  • Physical disability, including self-reported difficulty with walking a city block, climbing stairs, lifting and carrying groceries, performing household activities such as cleaning and doing yard work, or getting out of a chair
  • Currently lives within a 35-mile radius of Wake Forest University
  • Plans to reside in Forsyth County, North Carolina for the entire study
  • Willing and able to participate in all aspects of the trial

Exclusion Criteria:

  • Undergoing treatment for cancer
  • Severe congestive heart failure
  • Stroke
  • Peripheral vascular disease
  • Coronary artery disease
  • Valvular heart disease
  • Major psychiatric disease
  • Severe anemia
  • Liver or kidney disease
  • Uncontrolled diabetes or hypertension
  • Orthopedic impairment
  • Blindness or deafness
  • Oxygen desaturation during exercise to less than 90%, at a heart rate less than 50% of predicted maximum for participant's age and without supplemental oxygen
  • Inability to exercise due to a physical disability or positive exercise stress test
  • Alcohol consumption of greater than two drinks per day in the 2 months prior to study entry
Both
Not Provided
No
Contact information is only displayed when the study is recruiting subjects
United States
 
NCT00328484
387, R01 HL053755-09
Yes
Michael J. Berry, PhD, Wake Forest University
National Heart, Lung, and Blood Institute (NHLBI)
Not Provided
Principal Investigator: Michael J. Berry, PhD Wake Forest School of Medicine
National Heart, Lung, and Blood Institute (NHLBI)
February 2009

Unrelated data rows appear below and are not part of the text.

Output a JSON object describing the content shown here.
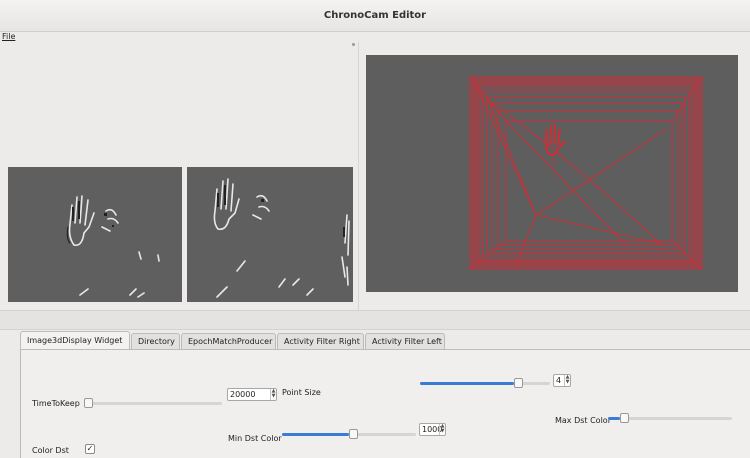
{
  "window": {
    "title": "ChronoCam Editor"
  },
  "menu": {
    "items": [
      {
        "label": "File"
      }
    ]
  },
  "tabs": [
    {
      "label": "Image3dDisplay Widget",
      "active": true
    },
    {
      "label": "Directory",
      "active": false
    },
    {
      "label": "EpochMatchProducer",
      "active": false
    },
    {
      "label": "Activity Filter Right",
      "active": false
    },
    {
      "label": "Activity Filter Left",
      "active": false
    }
  ],
  "controls": {
    "time_to_keep": {
      "label": "TimeToKeep",
      "value": "20000",
      "slider_fraction": 0.0
    },
    "point_size": {
      "label": "Point Size",
      "value": "4",
      "slider_fraction": 0.72
    },
    "min_dst_color": {
      "label": "Min Dst Color",
      "value": "1000",
      "slider_fraction": 0.5
    },
    "max_dst_color": {
      "label": "Max Dst Color",
      "slider_fraction": 0.1
    },
    "color_dst": {
      "label": "Color Dst",
      "checked": true,
      "check_mark": "✓"
    }
  },
  "colors": {
    "accent": "#3a7bd5",
    "view_background": "#5e5e5e",
    "point_cloud": "#e2262e"
  },
  "icons": {
    "spin_up": "▲",
    "spin_down": "▼"
  }
}
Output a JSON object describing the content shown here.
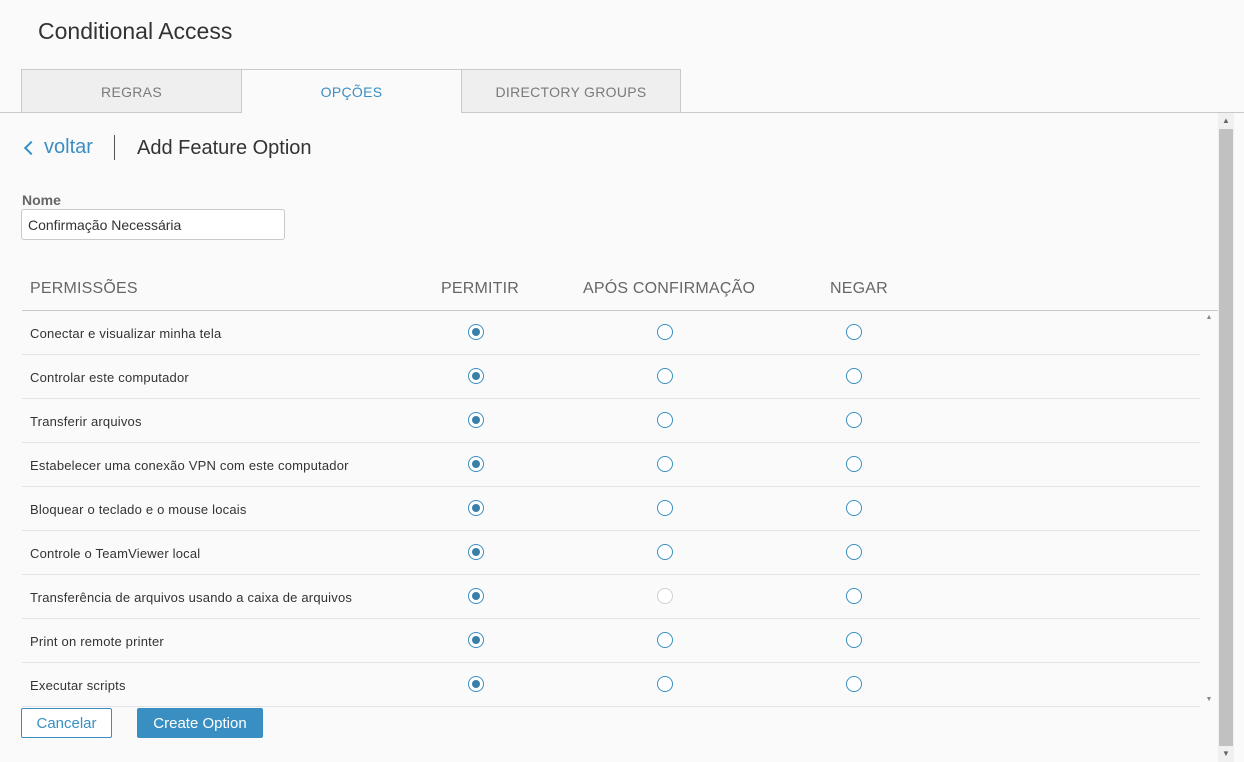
{
  "app": {
    "title": "Conditional Access"
  },
  "tabs": [
    {
      "label": "REGRAS",
      "active": false
    },
    {
      "label": "OPÇÕES",
      "active": true
    },
    {
      "label": "DIRECTORY GROUPS",
      "active": false
    }
  ],
  "header": {
    "back_label": "voltar",
    "page_title": "Add Feature Option"
  },
  "form": {
    "name_label": "Nome",
    "name_value": "Confirmação Necessária"
  },
  "table": {
    "columns": [
      "PERMISSÕES",
      "PERMITIR",
      "APÓS CONFIRMAÇÃO",
      "NEGAR"
    ],
    "rows": [
      {
        "label": "Conectar e visualizar minha tela",
        "selected": "allow",
        "confirm_disabled": false
      },
      {
        "label": "Controlar este computador",
        "selected": "allow",
        "confirm_disabled": false
      },
      {
        "label": "Transferir arquivos",
        "selected": "allow",
        "confirm_disabled": false
      },
      {
        "label": "Estabelecer uma conexão VPN com este computador",
        "selected": "allow",
        "confirm_disabled": false
      },
      {
        "label": "Bloquear o teclado e o mouse locais",
        "selected": "allow",
        "confirm_disabled": false
      },
      {
        "label": "Controle o TeamViewer local",
        "selected": "allow",
        "confirm_disabled": false
      },
      {
        "label": "Transferência de arquivos usando a caixa de arquivos",
        "selected": "allow",
        "confirm_disabled": true
      },
      {
        "label": "Print on remote printer",
        "selected": "allow",
        "confirm_disabled": false
      },
      {
        "label": "Executar scripts",
        "selected": "allow",
        "confirm_disabled": false
      }
    ]
  },
  "actions": {
    "cancel_label": "Cancelar",
    "create_label": "Create Option"
  },
  "colors": {
    "accent": "#3a8fc2",
    "radio_fill": "#3a7fa8"
  }
}
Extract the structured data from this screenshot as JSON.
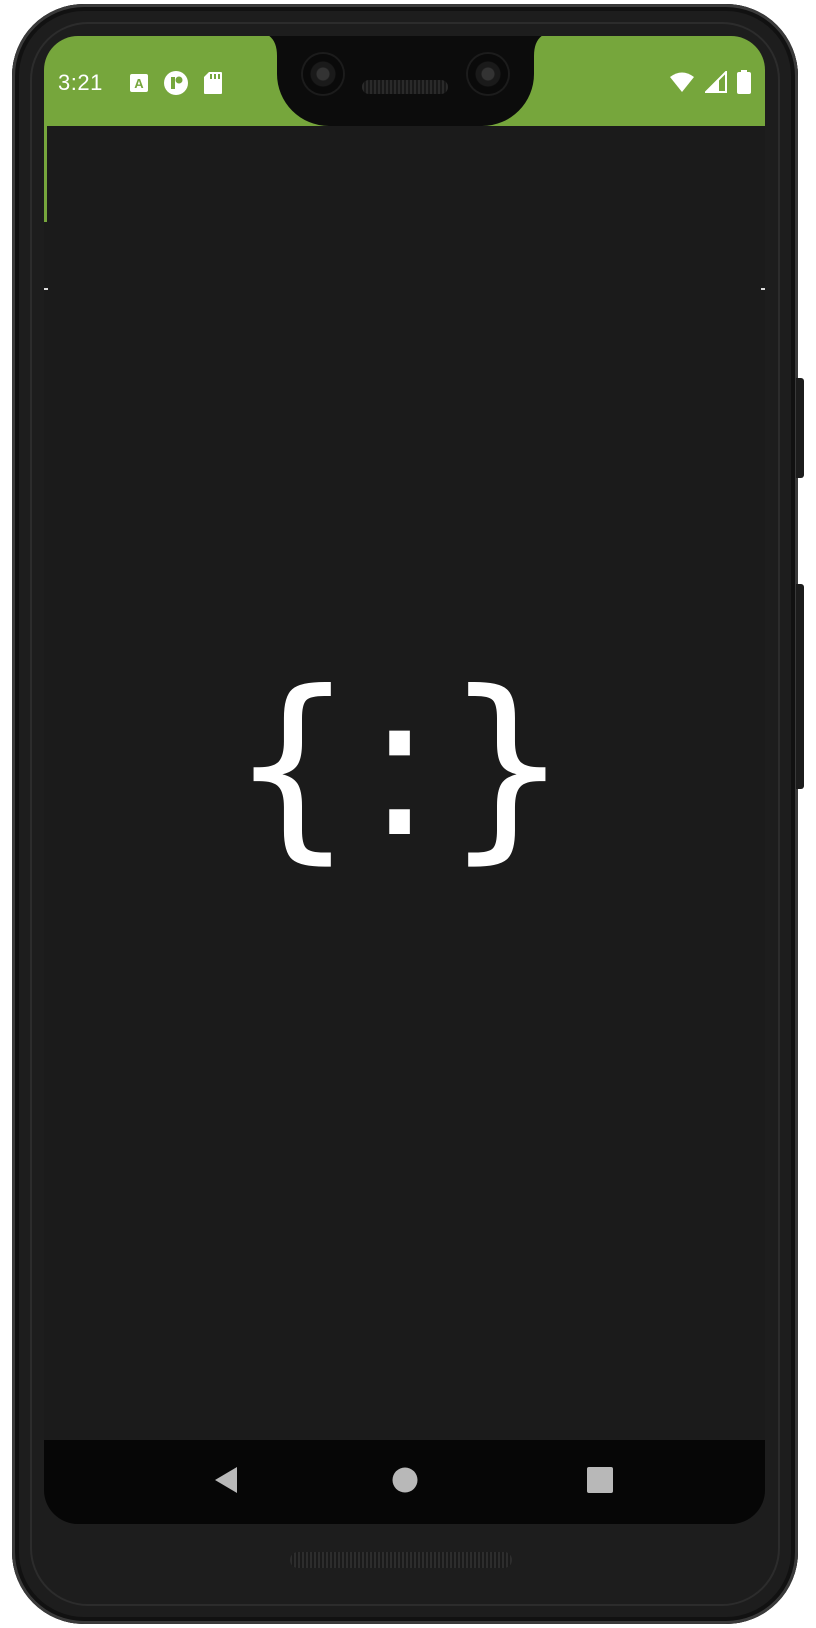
{
  "status_bar": {
    "time": "3:21",
    "left_icons": [
      "accessibility-a-icon",
      "vpn-key-icon",
      "sd-card-icon"
    ],
    "right_icons": [
      "wifi-icon",
      "cellular-signal-icon",
      "battery-icon"
    ],
    "background_color": "#76a63c"
  },
  "app": {
    "logo_text": "{:}",
    "background_color": "#1b1b1b"
  },
  "nav_bar": {
    "buttons": [
      "back-icon",
      "home-icon",
      "recents-icon"
    ]
  }
}
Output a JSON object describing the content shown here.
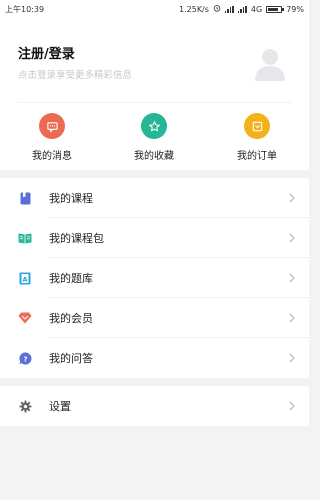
{
  "status_bar": {
    "time": "上午10:39",
    "speed": "1.25K/s",
    "network": "4G",
    "battery": "79%",
    "battery_level": 0.79
  },
  "profile": {
    "login_label": "注册/登录",
    "login_hint": "点击登录享受更多精彩信息"
  },
  "quick_actions": [
    {
      "label": "我的消息",
      "icon": "message-icon",
      "color": "#ec6a53"
    },
    {
      "label": "我的收藏",
      "icon": "star-icon",
      "color": "#27b597"
    },
    {
      "label": "我的订单",
      "icon": "order-icon",
      "color": "#f2b31a"
    }
  ],
  "menu": [
    {
      "label": "我的课程",
      "icon": "book-icon",
      "color": "#5c6fd9"
    },
    {
      "label": "我的课程包",
      "icon": "course-pack-icon",
      "color": "#2db89a"
    },
    {
      "label": "我的题库",
      "icon": "question-bank-icon",
      "color": "#2aa4e2"
    },
    {
      "label": "我的会员",
      "icon": "membership-icon",
      "color": "#ef6b55"
    },
    {
      "label": "我的问答",
      "icon": "qa-icon",
      "color": "#5c6fd9"
    }
  ],
  "settings": {
    "label": "设置",
    "icon": "gear-icon",
    "color": "#666666"
  }
}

ICMJE     Data element required by the International Committee of Medical Journal Editors and the World Health Organization ICTRP